One of the real treats in the bonus features is titled "Living Lord of the Flies." While on the island, Brook gave the boys some 8 mm cameras to use. This previously unseen footage has been edited to six minutes, and is shown over an excerpt of a reading by Tom Gaman (who played Simon). He reads from an essay he wrote in 1998 about his experience in the film.
In 1980, Golding appeared on the English program The South Bank Show. This was his first interview in 20 years, and runs for 25 minutes. There is also an interview with Brook, recorded in 2008 for the French Le Cinema en liberte, which runs 30 minutes. The third and final interview is with Feil, which appears to have been done for the Criterion Collection, and lasts 20 minutes. The Empty Space is a documentary made by Feil in 1975, and the 16-minute excerpt included examines the methods Brook used in directing the film.
The extras also include a 15-minute "Behind the Scenes" segment, which features home movies, screen tests, stills, and outtakes. We also get a two-minute deleted scene between Jack and Ralph, plus the theatrical trailer.
I mentioned that I had seen this film fairly recently, and I would like to share the reason behind that. Somehow, even with all of my interest in film, I had never seen Lord of the Flies. Then about a year ago, my son came home from school raving about it. He was in high school, there were just a couple of days left before summer break, and one of his teachers had screened it for the class. I was a little embarrassed, but got over it and rented a copy for us to watch together.
I may have been embarrassed, but I was also impressed. His choice of movies tends toward the typical superhero blockbusters, nothing “arty.” But here he was, turning me on to a 50-year-old black and white classic. My point is that Lord of the Flies is not “just” some classic to be revered, but one which even speaks to our IMAX 3D-inundated Millenials.

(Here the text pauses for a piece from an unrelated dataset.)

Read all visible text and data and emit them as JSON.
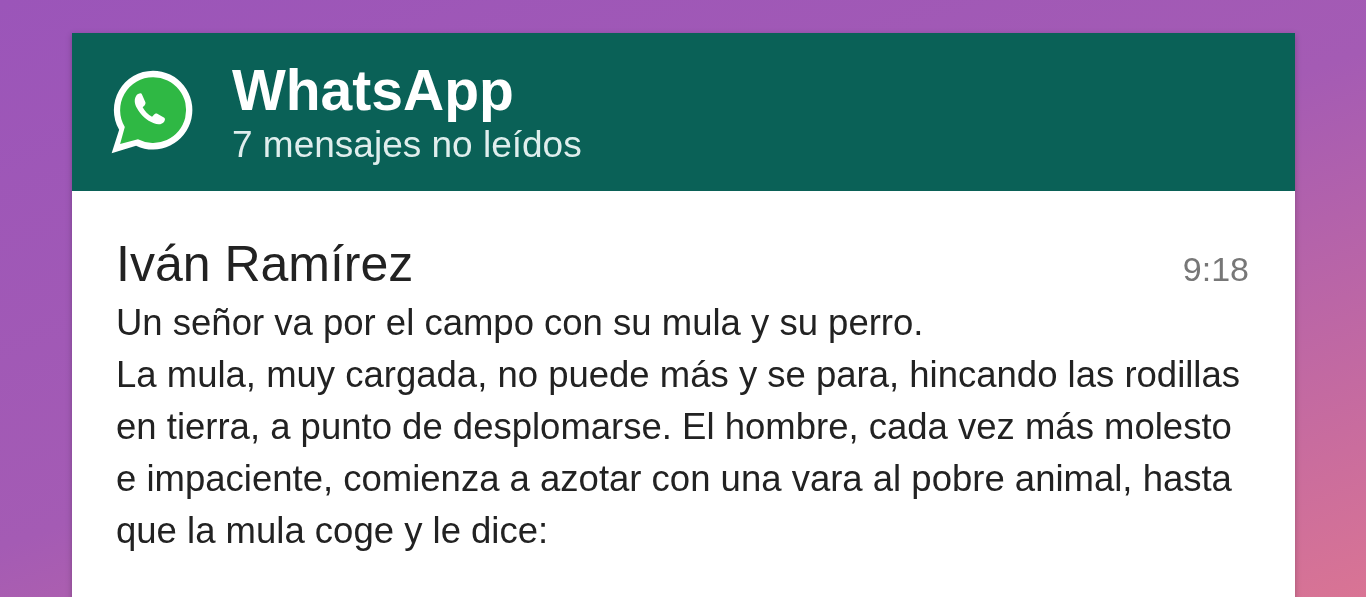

I think it speaks volumes to just how good the movie is, and this Criterion Collection edition is definitive. See it now, before your kid does and shows you up.